- TASK DETAILS
Lift out all lines below that contain "content".

- AVAILABLE RECORDS
[Start of Attachment]
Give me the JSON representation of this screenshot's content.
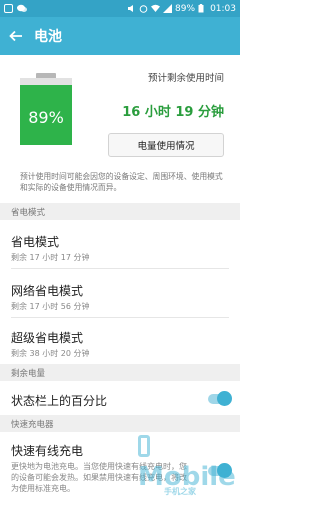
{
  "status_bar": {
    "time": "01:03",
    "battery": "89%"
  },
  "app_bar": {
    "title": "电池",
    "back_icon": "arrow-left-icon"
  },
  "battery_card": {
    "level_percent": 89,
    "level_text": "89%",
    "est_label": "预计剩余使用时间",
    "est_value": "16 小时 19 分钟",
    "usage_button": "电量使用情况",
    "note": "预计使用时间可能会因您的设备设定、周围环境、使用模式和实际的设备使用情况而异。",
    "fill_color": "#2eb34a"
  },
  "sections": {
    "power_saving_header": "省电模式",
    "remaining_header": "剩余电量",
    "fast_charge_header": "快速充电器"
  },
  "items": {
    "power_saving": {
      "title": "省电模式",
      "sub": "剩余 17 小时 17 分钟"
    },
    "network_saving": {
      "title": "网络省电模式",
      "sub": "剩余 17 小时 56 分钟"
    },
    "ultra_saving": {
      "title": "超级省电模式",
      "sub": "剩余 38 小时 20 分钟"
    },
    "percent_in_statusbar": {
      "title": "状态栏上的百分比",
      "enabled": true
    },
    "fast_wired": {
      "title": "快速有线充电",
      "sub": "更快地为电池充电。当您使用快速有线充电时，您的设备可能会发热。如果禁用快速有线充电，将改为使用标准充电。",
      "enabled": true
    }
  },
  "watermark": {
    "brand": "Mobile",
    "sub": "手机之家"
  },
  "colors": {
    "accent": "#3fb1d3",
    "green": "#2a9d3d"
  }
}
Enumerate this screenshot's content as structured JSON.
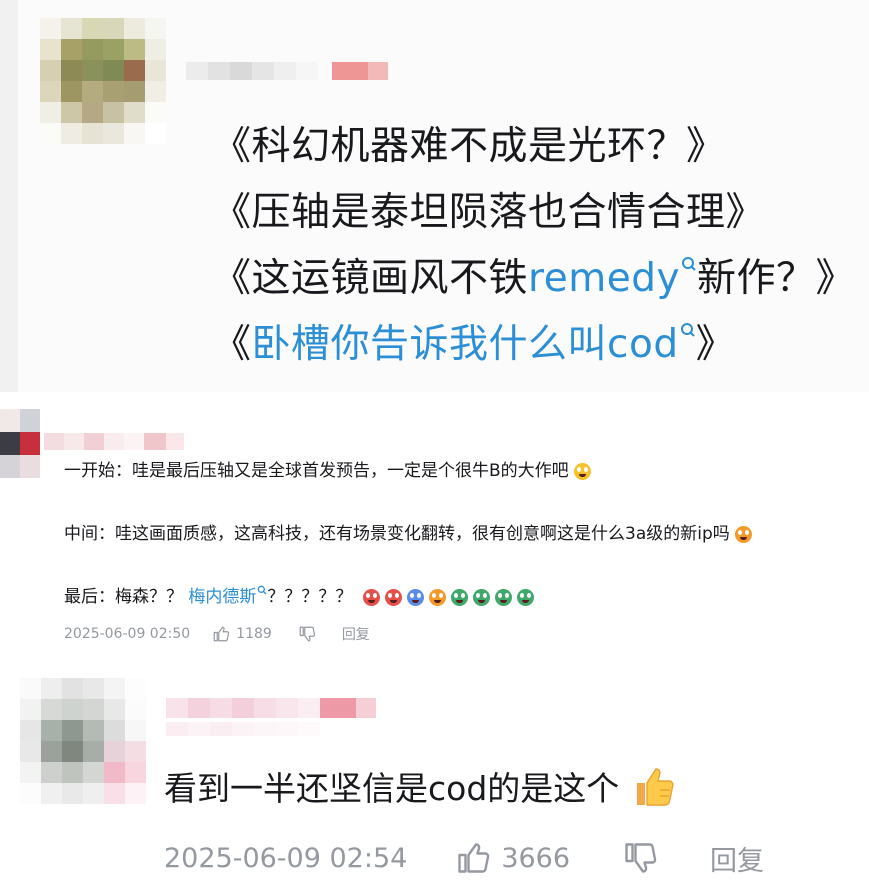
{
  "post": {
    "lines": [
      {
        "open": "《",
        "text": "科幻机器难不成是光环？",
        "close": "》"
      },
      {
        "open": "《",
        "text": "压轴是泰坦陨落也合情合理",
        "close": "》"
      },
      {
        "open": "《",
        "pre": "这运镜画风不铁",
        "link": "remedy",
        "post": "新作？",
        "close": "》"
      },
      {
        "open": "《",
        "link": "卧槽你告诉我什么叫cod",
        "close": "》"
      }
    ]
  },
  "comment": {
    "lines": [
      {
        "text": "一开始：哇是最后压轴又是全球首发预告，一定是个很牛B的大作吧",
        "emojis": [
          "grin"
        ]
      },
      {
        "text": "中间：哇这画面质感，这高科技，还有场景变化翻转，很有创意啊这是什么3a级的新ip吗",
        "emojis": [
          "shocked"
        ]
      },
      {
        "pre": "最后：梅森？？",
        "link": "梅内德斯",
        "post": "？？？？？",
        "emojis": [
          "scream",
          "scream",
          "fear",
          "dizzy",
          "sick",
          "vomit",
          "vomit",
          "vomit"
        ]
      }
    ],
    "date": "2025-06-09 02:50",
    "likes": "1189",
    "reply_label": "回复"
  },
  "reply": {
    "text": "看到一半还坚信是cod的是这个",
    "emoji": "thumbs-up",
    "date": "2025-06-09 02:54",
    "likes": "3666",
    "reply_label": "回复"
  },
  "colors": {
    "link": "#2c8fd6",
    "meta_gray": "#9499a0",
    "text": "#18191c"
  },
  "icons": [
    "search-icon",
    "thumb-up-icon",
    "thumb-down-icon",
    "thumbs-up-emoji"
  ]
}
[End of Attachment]
- EXERCISE OUTPUT
Give me the JSON representation of this screenshot's content.
Enumerate this screenshot's content as structured JSON.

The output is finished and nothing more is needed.